Ukraine amnesty comes into force after protesters retreat
An amnesty for anti-government protesters in Ukraine has come into force after protesters ended their occupation of government buildings.
The prosecutor's website said criminal charges would be dropped after the opposition left Kiev city hall and other locations.
Protesters had held some of the buildings for more than two months.
But a sprawling tent city remains in a central square, where some denounced the decision to end the occupations.
A group of radical protesters are reported to have blocked the entrance to the City Hall building, shortly after other opposition supporters vacated it.
They are not thought to have entered the building itself.
The protests started in November when President Viktor Yanukovych abandoned plans to sign a far-reaching association agreement with the EU.
Instead, he advocated closer trade relations with Russia, which dominated Ukraine for centuries until the fall of the Soviet Union in 1991.
Protesters left City Hall on Sunday morning.
The Swiss ambassador in Kiev entered the building soon afterwards to help transfer it to the control of the authorities.
Switzerland currently holds the rotating presidency of the Organisation for Security and Cooperation in Europe.
The BBC's David Stern in Kiev says protesters also partially dismantled barricades on a street in the centre of the capital.
By ending their occupations, the protesters met the government's conditions under an amnesty law.
On Friday authorities freed the last of 243 prisoners who were arrested during the unrest.
Mr Yanukovych passed an amnesty law last month and agreed to negotiate with the opposition after at least four people were killed in protests.
The amnesty does not extend to all activists, since it covers a limited period in the three-month old protest movement, from 27 December to 2 February.
At the latest mass rally in Independence Square on Sunday, some protesters were highly critical of the decision to end the occupations.
"It's a bad decision... We can't trust the authorities, they're crooks.
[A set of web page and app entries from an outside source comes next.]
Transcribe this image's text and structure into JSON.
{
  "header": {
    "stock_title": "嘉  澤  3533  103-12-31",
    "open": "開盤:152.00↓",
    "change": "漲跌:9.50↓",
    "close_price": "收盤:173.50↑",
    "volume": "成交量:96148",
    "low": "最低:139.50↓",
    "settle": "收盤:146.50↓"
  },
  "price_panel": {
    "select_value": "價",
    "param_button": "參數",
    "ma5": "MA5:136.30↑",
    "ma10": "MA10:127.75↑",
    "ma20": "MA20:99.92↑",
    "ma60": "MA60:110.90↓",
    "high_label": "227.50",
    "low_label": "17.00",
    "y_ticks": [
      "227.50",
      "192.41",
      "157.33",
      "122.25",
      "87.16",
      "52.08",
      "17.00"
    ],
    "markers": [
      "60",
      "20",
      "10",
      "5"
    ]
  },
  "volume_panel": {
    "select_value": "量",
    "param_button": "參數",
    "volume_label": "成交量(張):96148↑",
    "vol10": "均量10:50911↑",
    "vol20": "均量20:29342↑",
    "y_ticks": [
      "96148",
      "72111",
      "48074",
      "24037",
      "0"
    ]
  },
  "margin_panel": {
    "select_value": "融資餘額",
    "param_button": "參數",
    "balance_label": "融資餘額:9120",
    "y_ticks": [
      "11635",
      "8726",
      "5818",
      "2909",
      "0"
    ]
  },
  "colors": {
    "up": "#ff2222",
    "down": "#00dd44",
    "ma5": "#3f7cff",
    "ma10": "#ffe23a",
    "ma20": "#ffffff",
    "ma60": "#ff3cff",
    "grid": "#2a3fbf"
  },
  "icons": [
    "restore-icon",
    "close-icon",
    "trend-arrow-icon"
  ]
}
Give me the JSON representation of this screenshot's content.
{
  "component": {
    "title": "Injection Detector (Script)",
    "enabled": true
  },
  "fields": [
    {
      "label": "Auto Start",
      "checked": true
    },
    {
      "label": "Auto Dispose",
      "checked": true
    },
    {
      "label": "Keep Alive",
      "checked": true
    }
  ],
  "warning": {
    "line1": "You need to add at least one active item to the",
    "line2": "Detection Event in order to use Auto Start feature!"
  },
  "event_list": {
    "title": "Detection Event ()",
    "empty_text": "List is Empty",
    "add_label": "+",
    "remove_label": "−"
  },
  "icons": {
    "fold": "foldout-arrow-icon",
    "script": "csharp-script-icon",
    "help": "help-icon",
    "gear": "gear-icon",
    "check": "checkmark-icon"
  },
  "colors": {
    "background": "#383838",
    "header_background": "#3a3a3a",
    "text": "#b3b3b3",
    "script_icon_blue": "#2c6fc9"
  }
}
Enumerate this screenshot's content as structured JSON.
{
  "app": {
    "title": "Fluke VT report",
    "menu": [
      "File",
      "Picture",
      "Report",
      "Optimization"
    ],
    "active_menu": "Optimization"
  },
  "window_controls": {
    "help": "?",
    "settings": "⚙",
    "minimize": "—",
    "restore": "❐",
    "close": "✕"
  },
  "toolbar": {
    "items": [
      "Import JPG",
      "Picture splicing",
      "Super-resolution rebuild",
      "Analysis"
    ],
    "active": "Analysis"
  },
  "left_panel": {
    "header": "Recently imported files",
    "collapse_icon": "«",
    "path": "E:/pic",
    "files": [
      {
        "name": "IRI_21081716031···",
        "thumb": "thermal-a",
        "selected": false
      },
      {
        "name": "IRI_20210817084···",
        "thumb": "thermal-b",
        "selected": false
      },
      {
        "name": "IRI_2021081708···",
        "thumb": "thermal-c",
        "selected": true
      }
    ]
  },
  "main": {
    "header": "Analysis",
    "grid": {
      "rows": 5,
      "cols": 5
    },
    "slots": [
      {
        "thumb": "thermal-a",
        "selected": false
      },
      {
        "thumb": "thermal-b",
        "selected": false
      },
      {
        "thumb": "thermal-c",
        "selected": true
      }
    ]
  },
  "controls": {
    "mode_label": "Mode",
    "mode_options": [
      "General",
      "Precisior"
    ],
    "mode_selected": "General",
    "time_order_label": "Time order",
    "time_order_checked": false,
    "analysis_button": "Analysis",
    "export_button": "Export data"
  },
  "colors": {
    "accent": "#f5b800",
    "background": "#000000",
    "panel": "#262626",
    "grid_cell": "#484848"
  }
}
The opposition is making a big mistake," 56-year-old Volodymyr Penkivski, who had travelled from northern Ukraine, told AFP news agency.
"Yanukovych will take other [protesters] hostage. We can't beat a retreat. Otherwise we will all go to prison."
But opposition leader Vitaly Klitschko said it was the right choice.
"When you're behind bars, you don't have the same outlook," he said, according to AFP.
Some of those arrested had been facing charges carrying sentences of up to 15 years in jail.
Many opposition members continue to call for Mr Yanukovych's exit from Ukrainian politics.
"The only subject of negotiation with Yanukovych is the conditions of his departure," jailed opposition leader Yulia Tymoshenko said on Saturday.
She went on to accuse the Ukrainian president of being under the control of Russia's Vladimir Putin, his major international backer.
On Tuesday, opposition deputies are expected to try to pass legislation that would return the country to its 2004 constitution, which would limit Mr Yanukovych's powers and introduce early presidential elections, our correspondent says.